For example, alumni have shared the need to remove their Dixie diplomas from their office walls after colleagues and clients expressed concerns. Countless graduates have been required to dedicate unnecessary time to explaining the history of Utah’s Dixie during competitive job interviews. Others admitted they can’t wear Dixie clothing in the areas where they live due to the national meaning of the word. These are not the stories I like to hear, nor should they ever need to be told.
In addition, we learned of a national retailer refusing to carry our merchandise, financial entities turning down opportunities to partner with us, faculty and staff being hindered in their ability to share research and promote DSU and more. Consequently, the university’s administration determined it was time to study the impacts of including Dixie in the name of our institution.
This fall, we commissioned Cicero Group to conduct a comprehensive study among stakeholders from Southern Utah, the entire state and the university’s recruiting region. The resulting data were enlightening, including:
• 22% of recent graduates looking for jobs outside of Utah have had an employer express concern with the name Dixie on their résumé
• 42% of respondents from our recruiting region and 22% of respondents from Utah say the name makes them less likely to attend DSU
• 52% of recent alumni who live outside of the state feel the name has a negative impact on the brand
At first glance, the data may appear to provide a compelling reason to retain the Dixie name, with 55% of all respondents in favor of keeping it. However, the numbers convey a big problem, as an institution’s name should be accepted by nearly 100% of stakeholders. For nearly half of respondents, the university’s name alone deters them from the institution.
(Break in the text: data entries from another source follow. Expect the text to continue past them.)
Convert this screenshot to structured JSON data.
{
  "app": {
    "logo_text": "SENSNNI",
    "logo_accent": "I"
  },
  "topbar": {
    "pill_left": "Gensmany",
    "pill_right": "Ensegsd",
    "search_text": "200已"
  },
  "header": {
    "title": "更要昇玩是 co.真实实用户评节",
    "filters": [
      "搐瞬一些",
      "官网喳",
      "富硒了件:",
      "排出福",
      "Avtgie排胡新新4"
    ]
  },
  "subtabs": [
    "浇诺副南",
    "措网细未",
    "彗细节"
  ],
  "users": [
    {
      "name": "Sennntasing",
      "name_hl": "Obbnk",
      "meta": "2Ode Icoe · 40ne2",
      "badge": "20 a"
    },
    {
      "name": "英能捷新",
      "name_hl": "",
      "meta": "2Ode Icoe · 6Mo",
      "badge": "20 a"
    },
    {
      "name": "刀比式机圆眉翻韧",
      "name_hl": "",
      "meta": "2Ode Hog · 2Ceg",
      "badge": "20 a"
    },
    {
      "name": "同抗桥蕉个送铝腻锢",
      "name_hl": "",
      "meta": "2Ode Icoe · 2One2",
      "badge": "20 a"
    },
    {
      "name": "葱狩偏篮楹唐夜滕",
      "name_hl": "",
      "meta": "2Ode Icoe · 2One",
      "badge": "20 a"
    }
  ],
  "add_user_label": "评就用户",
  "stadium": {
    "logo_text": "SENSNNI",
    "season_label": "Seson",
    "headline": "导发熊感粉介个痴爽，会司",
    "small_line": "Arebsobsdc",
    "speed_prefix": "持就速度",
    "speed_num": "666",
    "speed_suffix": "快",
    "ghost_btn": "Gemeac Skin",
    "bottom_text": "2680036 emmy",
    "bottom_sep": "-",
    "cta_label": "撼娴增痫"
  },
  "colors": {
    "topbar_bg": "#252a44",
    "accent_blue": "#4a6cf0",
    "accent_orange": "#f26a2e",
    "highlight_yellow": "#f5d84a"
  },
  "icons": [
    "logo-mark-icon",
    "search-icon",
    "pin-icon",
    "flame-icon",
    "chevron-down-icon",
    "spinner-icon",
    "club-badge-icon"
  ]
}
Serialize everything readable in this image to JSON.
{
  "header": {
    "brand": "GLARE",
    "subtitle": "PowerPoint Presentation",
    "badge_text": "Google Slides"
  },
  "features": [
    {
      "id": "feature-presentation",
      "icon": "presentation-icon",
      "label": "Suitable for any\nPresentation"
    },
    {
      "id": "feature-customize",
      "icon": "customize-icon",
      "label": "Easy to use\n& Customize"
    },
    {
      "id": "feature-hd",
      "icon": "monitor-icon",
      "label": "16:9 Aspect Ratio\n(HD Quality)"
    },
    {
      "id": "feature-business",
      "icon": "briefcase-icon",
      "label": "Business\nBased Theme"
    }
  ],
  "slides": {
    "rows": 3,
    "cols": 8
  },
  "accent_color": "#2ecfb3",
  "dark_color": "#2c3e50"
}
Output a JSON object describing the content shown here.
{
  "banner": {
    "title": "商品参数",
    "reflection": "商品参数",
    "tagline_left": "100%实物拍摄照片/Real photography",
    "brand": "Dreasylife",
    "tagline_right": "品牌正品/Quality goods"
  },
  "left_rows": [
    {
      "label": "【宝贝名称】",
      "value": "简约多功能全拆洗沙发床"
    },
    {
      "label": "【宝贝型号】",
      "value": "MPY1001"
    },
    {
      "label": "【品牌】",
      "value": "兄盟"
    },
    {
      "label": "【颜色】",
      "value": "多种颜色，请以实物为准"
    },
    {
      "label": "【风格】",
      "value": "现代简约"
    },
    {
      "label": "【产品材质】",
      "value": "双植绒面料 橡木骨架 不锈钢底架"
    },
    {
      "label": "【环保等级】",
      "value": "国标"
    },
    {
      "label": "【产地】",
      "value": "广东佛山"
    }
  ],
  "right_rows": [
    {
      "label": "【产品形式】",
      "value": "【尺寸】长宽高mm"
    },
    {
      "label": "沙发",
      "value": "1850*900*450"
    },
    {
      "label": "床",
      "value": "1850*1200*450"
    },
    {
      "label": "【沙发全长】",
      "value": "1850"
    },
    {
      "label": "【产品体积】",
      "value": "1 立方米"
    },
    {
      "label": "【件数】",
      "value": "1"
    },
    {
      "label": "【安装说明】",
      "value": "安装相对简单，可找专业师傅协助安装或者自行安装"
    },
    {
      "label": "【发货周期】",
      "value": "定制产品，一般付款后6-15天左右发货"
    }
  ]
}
As preparing students for the careers of their dreams is at the very core of the university’s mission, retaining a name that has negatively impacted the job search process for more than one in every five of our alumni would be doing them an incredible disservice. But above all, as an open-enrollment, public institution of higher learning, it is our responsibility to create an environment that is inviting and inclusive to all people.
After poring over the study results, it became abundantly clear to the University’s Student Executive Council, Board of Trustees, University Council and my cabinet, as well as the Utah State Board of Higher Education, that we need to advocate for a name change for the sake of our students. I have a profound responsibility to the very students who trust us with their education; therefore, in good conscience, I cannot support a name that adds unnecessary hardships to securing employment.
Let me be perfectly clear, my support for a name change is not an effort to dismiss the rich heritage of the pioneers who established Southern Utah and Dixie State University. Conversely, in honor of all the Trailblazers who have sacrificed so much to build DSU, I feel a deep obligation to be as future-thinking as they were and make the right, but difficult, decision for our students.
However, unlike other organizations in the area, Dixie State utilized symbols of the Confederacy for more than 50 years, and it is time to break all ties to this history and fully embrace an identity of unity and acceptance.
I ask for your support as we take this matter to the Utah Legislature. As the institution’s name is in state statute, we anticipate the Legislature to vote on the matter this session. Please join me in standing up for our students — Utah’s future — as we continue to blaze trails and ensure every day is a great day to be a Trailblazer.
Richard B. Williams is the president of Dixie State University.